In the technology space, millennials are more likely than other generations to have smart homes or apartments. They appreciate devices that serve multiple purposes, like the Apple Watch – a device that tells time but also allows access to apps, texts, calls, and much more. When creating products or services targeted at millennials, strive to add maximum value in as many ways as possible. If your millennial employees aren’t enthused about your R&D endeavors, your millennial customers aren’t likely to be excited, either.
Design Millennial-Friendly Spaces
If you have physical premises associated with your business, it’s important to create spaces that appeal to millennials, not just spaces that are convenient or cheap for you. Cubicles, closed doors, and cramped quarters, for example, have proven to be unpopular with younger workers. While most millennials dislike so-called youth-friendly concepts that companies frequently employ to save money, like mandatory hot desking, many Gen Y workers do appreciate spacious, modern offices with room for collaboration, relaxation, and recreation.
Making these kinds of adjustments in public areas also can be beneficial for customers, but making them in your workplace can help attract and retain millennial employees. If you don’t have millennials on your teams to turn to for fine-tuning your marketing, R&D, and sales tactics, it will likely be an uphill battle to make connections with younger consumers.
Create a Customer Journey
Millennials aren’t like other customers. While buying products is certainly a necessity of normal life, for large purchases, millennial consumers want a journey, not just a transaction. Social media and influencer marketing both play a role in this – two elements of modern marketing with which millennials are very familiar and have come to expect from the companies with which they do business.
A customer journey is defined by six phases, all of which are important in creating consumer relationships and cultivating loyalty: awareness, acquisition, onboarding, engagement, retention, and advocacy. With millennial employees on your side, you can figure out how best to relate these points to your audience, from targeted social media posts and incentivized landing pages to email or text promotions that encourage a perceived bond. Millennials want to feel valued as individuals, and it’s important for your customer journey to reflect this.
Why Millennial Influence Matters
As millennials grow more secure in adulthood, their influence on the world becomes greater and greater. With an estimated buying power of $200 million, the most of any current generation, ignoring the millennial consumer means intentionally cutting out the possibility of significant profit. However, marketing to millennials means more than touting products meant for young adults and hoping things just work out.
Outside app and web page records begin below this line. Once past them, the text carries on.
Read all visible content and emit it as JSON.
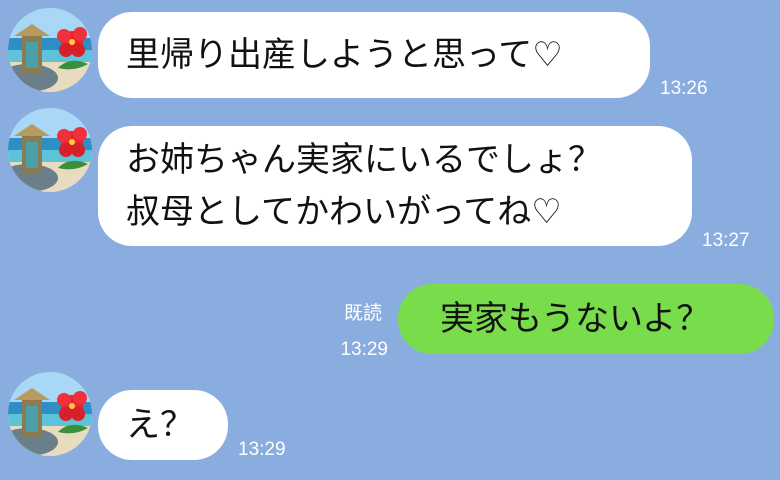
{
  "colors": {
    "background": "#8aaddf",
    "incoming_bubble": "#ffffff",
    "outgoing_bubble": "#79dc4b",
    "meta_text": "#ffffff"
  },
  "messages": [
    {
      "sender": "other",
      "avatar": "beach-avatar-icon",
      "lines": [
        "里帰り出産しようと思って♡"
      ],
      "time": "13:26"
    },
    {
      "sender": "other",
      "avatar": "beach-avatar-icon",
      "lines": [
        "お姉ちゃん実家にいるでしょ？",
        "叔母としてかわいがってね♡"
      ],
      "time": "13:27"
    },
    {
      "sender": "me",
      "read_label": "既読",
      "lines": [
        "実家もうないよ？"
      ],
      "time": "13:29"
    },
    {
      "sender": "other",
      "avatar": "beach-avatar-icon",
      "lines": [
        "え？"
      ],
      "time": "13:29"
    }
  ]
}
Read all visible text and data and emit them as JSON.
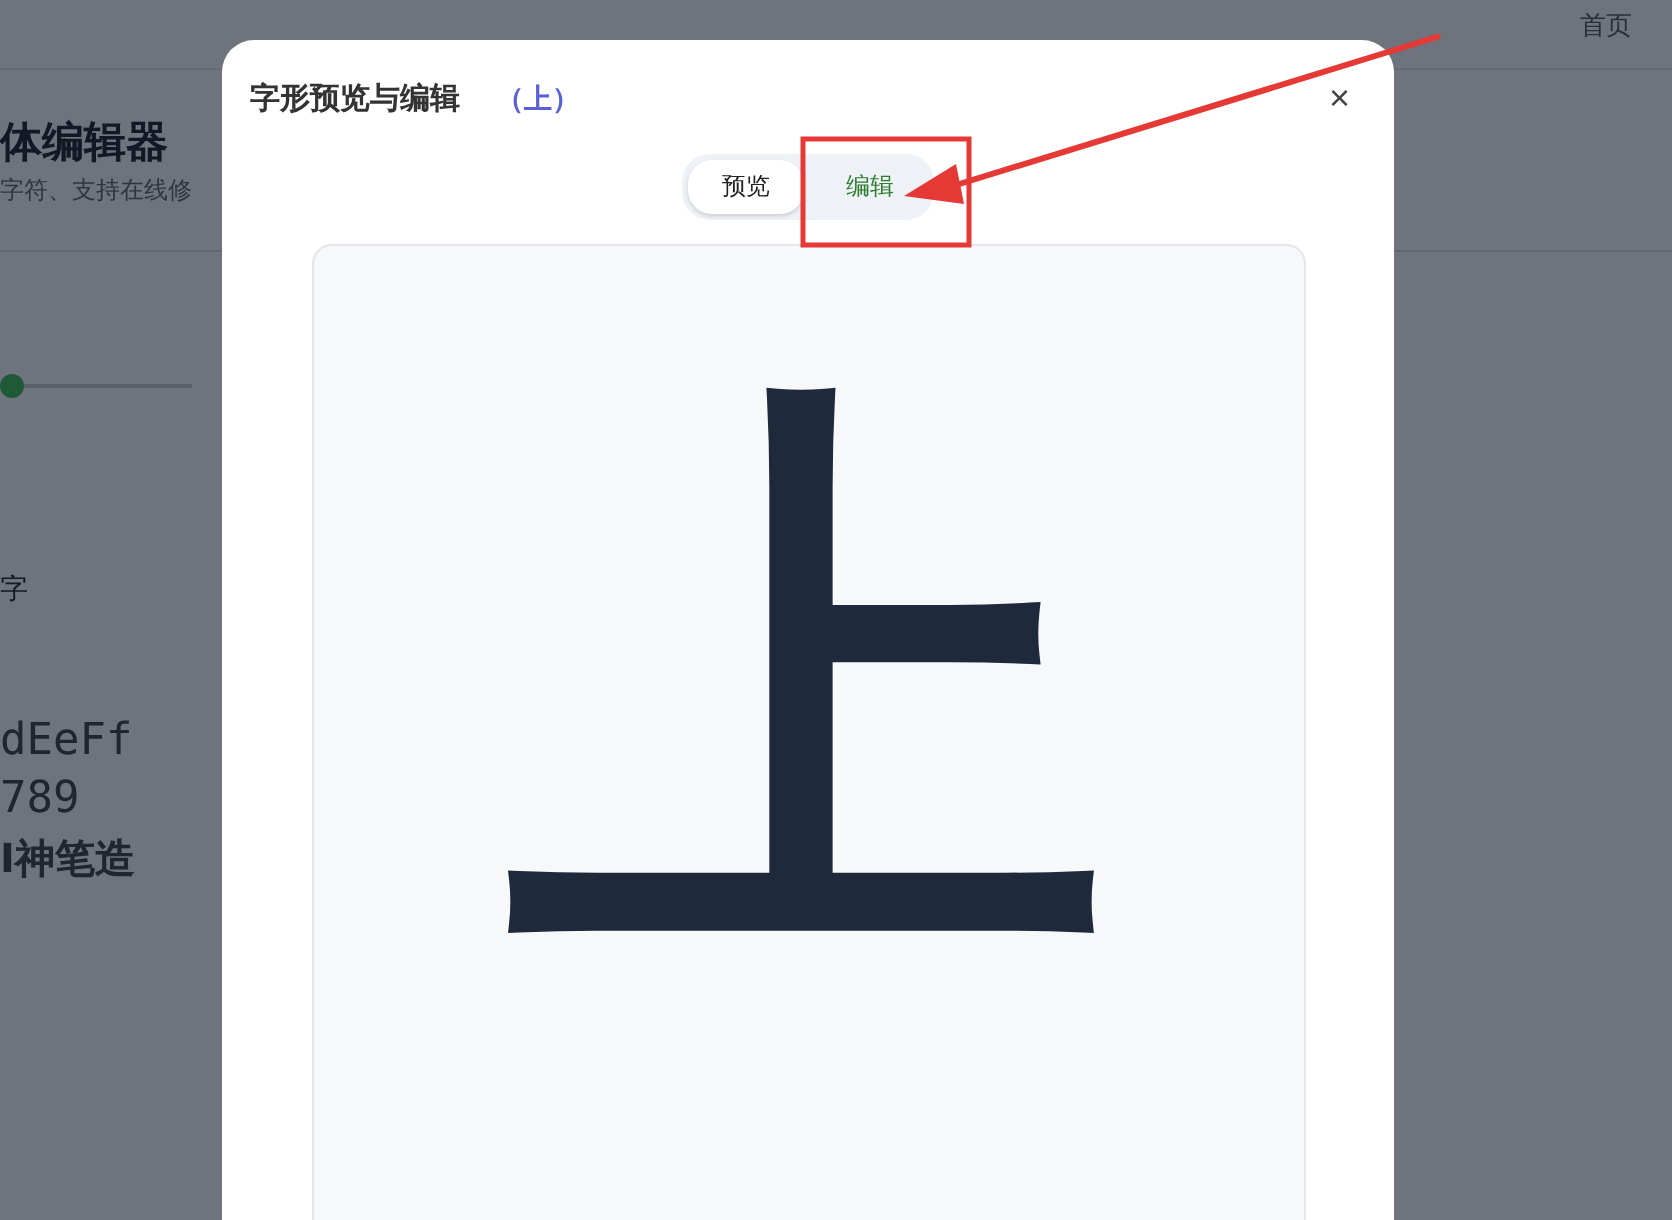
{
  "background": {
    "nav": [
      "首页"
    ],
    "title": "体编辑器",
    "subtitle": "字符、支持在线修",
    "slider": {
      "level": 0.0
    },
    "sample_label": "字",
    "samples": [
      "dEeFf",
      "789",
      "I神笔造"
    ]
  },
  "dialog": {
    "title": "字形预览与编辑",
    "glyph_label": "（上）",
    "close": "×",
    "tabs": [
      {
        "label": "预览",
        "selected": true
      },
      {
        "label": "编辑",
        "selected": false
      }
    ],
    "glyph": "上"
  }
}
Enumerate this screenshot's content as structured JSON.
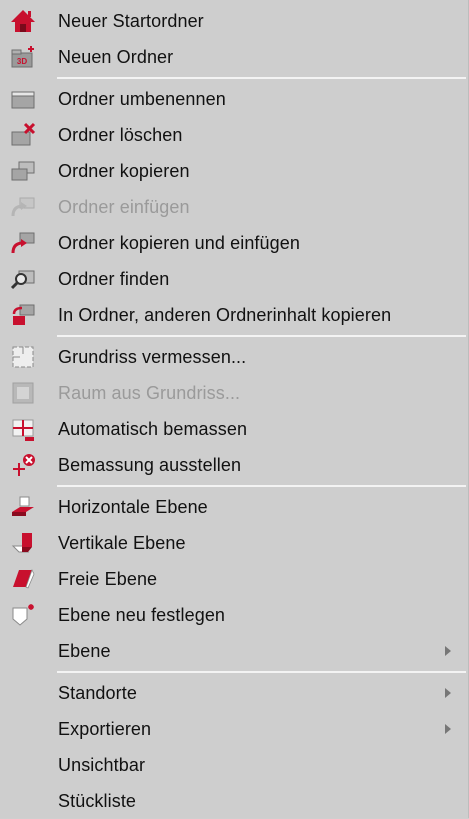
{
  "colors": {
    "accent": "#c8102e",
    "text": "#111111",
    "disabled_text": "#9a9a9a",
    "menu_bg": "#cecece",
    "separator": "#f3f3f3"
  },
  "menu": {
    "items": [
      {
        "label": "Neuer Startordner",
        "icon": "home-icon",
        "enabled": true,
        "submenu": false
      },
      {
        "label": "Neuen Ordner",
        "icon": "new-folder-3d-icon",
        "icon_text": "3D",
        "enabled": true,
        "submenu": false
      },
      {
        "label": "Ordner umbenennen",
        "icon": "rename-folder-icon",
        "enabled": true,
        "submenu": false
      },
      {
        "label": "Ordner löschen",
        "icon": "delete-folder-icon",
        "enabled": true,
        "submenu": false
      },
      {
        "label": "Ordner kopieren",
        "icon": "copy-folder-icon",
        "enabled": true,
        "submenu": false
      },
      {
        "label": "Ordner einfügen",
        "icon": "paste-folder-icon",
        "enabled": false,
        "submenu": false
      },
      {
        "label": "Ordner kopieren und einfügen",
        "icon": "copy-paste-folder-icon",
        "enabled": true,
        "submenu": false
      },
      {
        "label": "Ordner finden",
        "icon": "find-folder-icon",
        "enabled": true,
        "submenu": false
      },
      {
        "label": "In Ordner, anderen Ordnerinhalt kopieren",
        "icon": "copy-content-into-folder-icon",
        "enabled": true,
        "submenu": false
      },
      {
        "label": "Grundriss vermessen...",
        "icon": "measure-floorplan-icon",
        "enabled": true,
        "submenu": false
      },
      {
        "label": "Raum aus Grundriss...",
        "icon": "room-from-floorplan-icon",
        "enabled": false,
        "submenu": false
      },
      {
        "label": "Automatisch bemassen",
        "icon": "auto-dimension-icon",
        "enabled": true,
        "submenu": false
      },
      {
        "label": "Bemassung ausstellen",
        "icon": "dimension-off-icon",
        "enabled": true,
        "submenu": false
      },
      {
        "label": "Horizontale Ebene",
        "icon": "horizontal-plane-icon",
        "enabled": true,
        "submenu": false
      },
      {
        "label": "Vertikale Ebene",
        "icon": "vertical-plane-icon",
        "enabled": true,
        "submenu": false
      },
      {
        "label": "Freie Ebene",
        "icon": "free-plane-icon",
        "enabled": true,
        "submenu": false
      },
      {
        "label": "Ebene neu festlegen",
        "icon": "redefine-plane-icon",
        "enabled": true,
        "submenu": false
      },
      {
        "label": "Ebene",
        "icon": "",
        "enabled": true,
        "submenu": true
      },
      {
        "label": "Standorte",
        "icon": "",
        "enabled": true,
        "submenu": true
      },
      {
        "label": "Exportieren",
        "icon": "",
        "enabled": true,
        "submenu": true
      },
      {
        "label": "Unsichtbar",
        "icon": "",
        "enabled": true,
        "submenu": false
      },
      {
        "label": "Stückliste",
        "icon": "",
        "enabled": true,
        "submenu": false
      }
    ]
  }
}
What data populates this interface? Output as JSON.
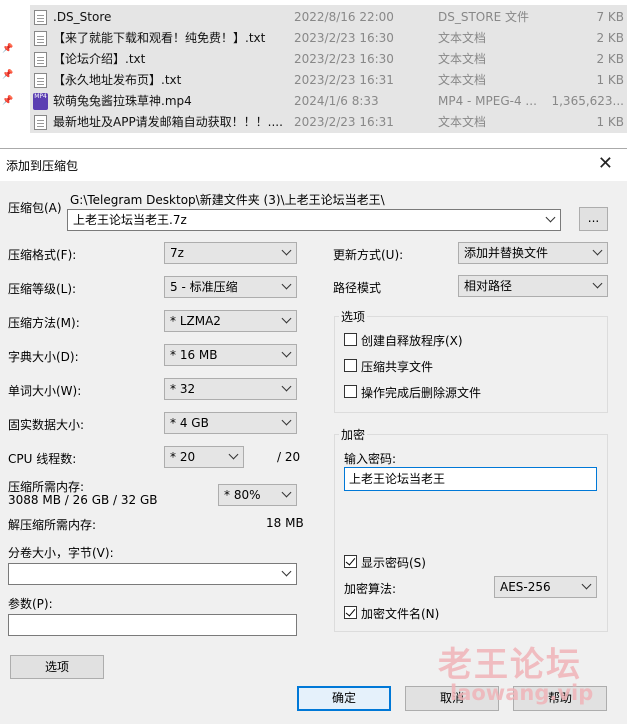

It’s important to get into a millennial mindset, and in most cases, that means going right to the source. Using the input of employee members of millenials, your business can take a firsthand approach to targeting millennials, utilizing employee experiences and personal beliefs to send messages that pack a punch. With millennial input on everything from marketing to technology, there’s a lot your company can do to make your wares more millennial-friendly.
Laura Gayle is a full-time blogger who has ghostwritten more than 350 articles for major software companies, tech startups, and online retailers. Founder of www.BusinessWomanGuide.org, she created her site to be a trusted resource for women trying to start or grow businesses on their own terms. She has written about everything from crowdfunding and inventory management to product launches, cybersecurity trends, web analytics, and innovations in digital marketing.